To do
Leaving the pictures aside, return the listing exactly as it appears.

Input records
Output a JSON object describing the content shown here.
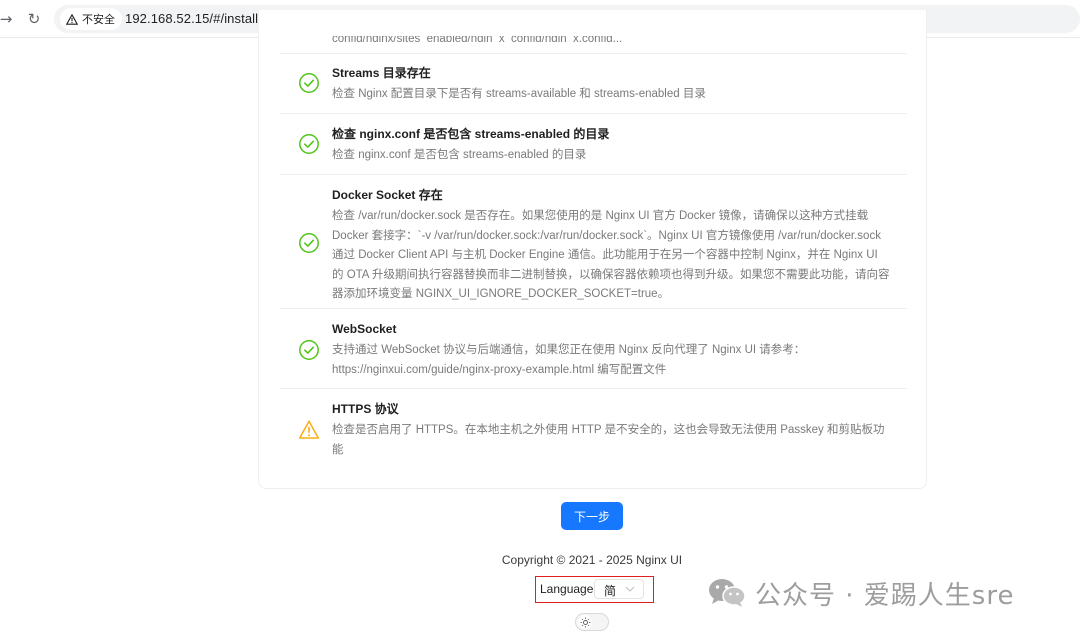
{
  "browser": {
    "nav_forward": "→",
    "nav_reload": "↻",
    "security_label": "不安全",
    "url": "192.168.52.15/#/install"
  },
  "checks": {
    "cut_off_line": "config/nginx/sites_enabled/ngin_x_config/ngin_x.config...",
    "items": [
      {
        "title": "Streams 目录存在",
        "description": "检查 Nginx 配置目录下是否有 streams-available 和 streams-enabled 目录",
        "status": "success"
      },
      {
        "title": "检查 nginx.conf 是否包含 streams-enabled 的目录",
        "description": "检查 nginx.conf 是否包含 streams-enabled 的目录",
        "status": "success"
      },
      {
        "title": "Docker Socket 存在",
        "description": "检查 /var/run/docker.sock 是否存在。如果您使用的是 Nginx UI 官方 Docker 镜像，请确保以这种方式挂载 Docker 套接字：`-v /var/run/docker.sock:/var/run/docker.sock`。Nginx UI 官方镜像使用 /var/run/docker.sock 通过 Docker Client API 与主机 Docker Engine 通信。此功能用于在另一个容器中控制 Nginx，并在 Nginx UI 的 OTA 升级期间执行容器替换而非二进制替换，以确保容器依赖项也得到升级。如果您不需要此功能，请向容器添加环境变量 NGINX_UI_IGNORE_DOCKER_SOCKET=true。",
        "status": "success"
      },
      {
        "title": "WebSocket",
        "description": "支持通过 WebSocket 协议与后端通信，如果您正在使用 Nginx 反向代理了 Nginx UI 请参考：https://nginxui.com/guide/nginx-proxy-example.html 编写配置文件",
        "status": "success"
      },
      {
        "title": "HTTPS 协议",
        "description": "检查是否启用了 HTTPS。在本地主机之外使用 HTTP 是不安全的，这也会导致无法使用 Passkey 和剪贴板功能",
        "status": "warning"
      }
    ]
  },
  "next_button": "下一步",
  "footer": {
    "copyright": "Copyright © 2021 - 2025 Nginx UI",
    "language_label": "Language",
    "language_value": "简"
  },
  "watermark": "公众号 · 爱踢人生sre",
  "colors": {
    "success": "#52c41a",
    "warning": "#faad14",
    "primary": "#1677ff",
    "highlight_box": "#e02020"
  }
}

Expected output
Output a JSON object describing the content shown here.
{
  "browser": {
    "nav_forward": "→",
    "nav_reload": "↻",
    "security_label": "不安全",
    "url": "192.168.52.15/#/install"
  },
  "checks": {
    "cut_off_line": "config/nginx/sites_enabled/ngin_x_config/ngin_x.config...",
    "items": [
      {
        "title": "Streams 目录存在",
        "description": "检查 Nginx 配置目录下是否有 streams-available 和 streams-enabled 目录",
        "status": "success"
      },
      {
        "title": "检查 nginx.conf 是否包含 streams-enabled 的目录",
        "description": "检查 nginx.conf 是否包含 streams-enabled 的目录",
        "status": "success"
      },
      {
        "title": "Docker Socket 存在",
        "description": "检查 /var/run/docker.sock 是否存在。如果您使用的是 Nginx UI 官方 Docker 镜像，请确保以这种方式挂载 Docker 套接字：`-v /var/run/docker.sock:/var/run/docker.sock`。Nginx UI 官方镜像使用 /var/run/docker.sock 通过 Docker Client API 与主机 Docker Engine 通信。此功能用于在另一个容器中控制 Nginx，并在 Nginx UI 的 OTA 升级期间执行容器替换而非二进制替换，以确保容器依赖项也得到升级。如果您不需要此功能，请向容器添加环境变量 NGINX_UI_IGNORE_DOCKER_SOCKET=true。",
        "status": "success"
      },
      {
        "title": "WebSocket",
        "description": "支持通过 WebSocket 协议与后端通信，如果您正在使用 Nginx 反向代理了 Nginx UI 请参考：https://nginxui.com/guide/nginx-proxy-example.html 编写配置文件",
        "status": "success"
      },
      {
        "title": "HTTPS 协议",
        "description": "检查是否启用了 HTTPS。在本地主机之外使用 HTTP 是不安全的，这也会导致无法使用 Passkey 和剪贴板功能",
        "status": "warning"
      }
    ]
  },
  "next_button": "下一步",
  "footer": {
    "copyright": "Copyright © 2021 - 2025 Nginx UI",
    "language_label": "Language",
    "language_value": "简"
  },
  "watermark": "公众号 · 爱踢人生sre",
  "colors": {
    "success": "#52c41a",
    "warning": "#faad14",
    "primary": "#1677ff",
    "highlight_box": "#e02020"
  }
}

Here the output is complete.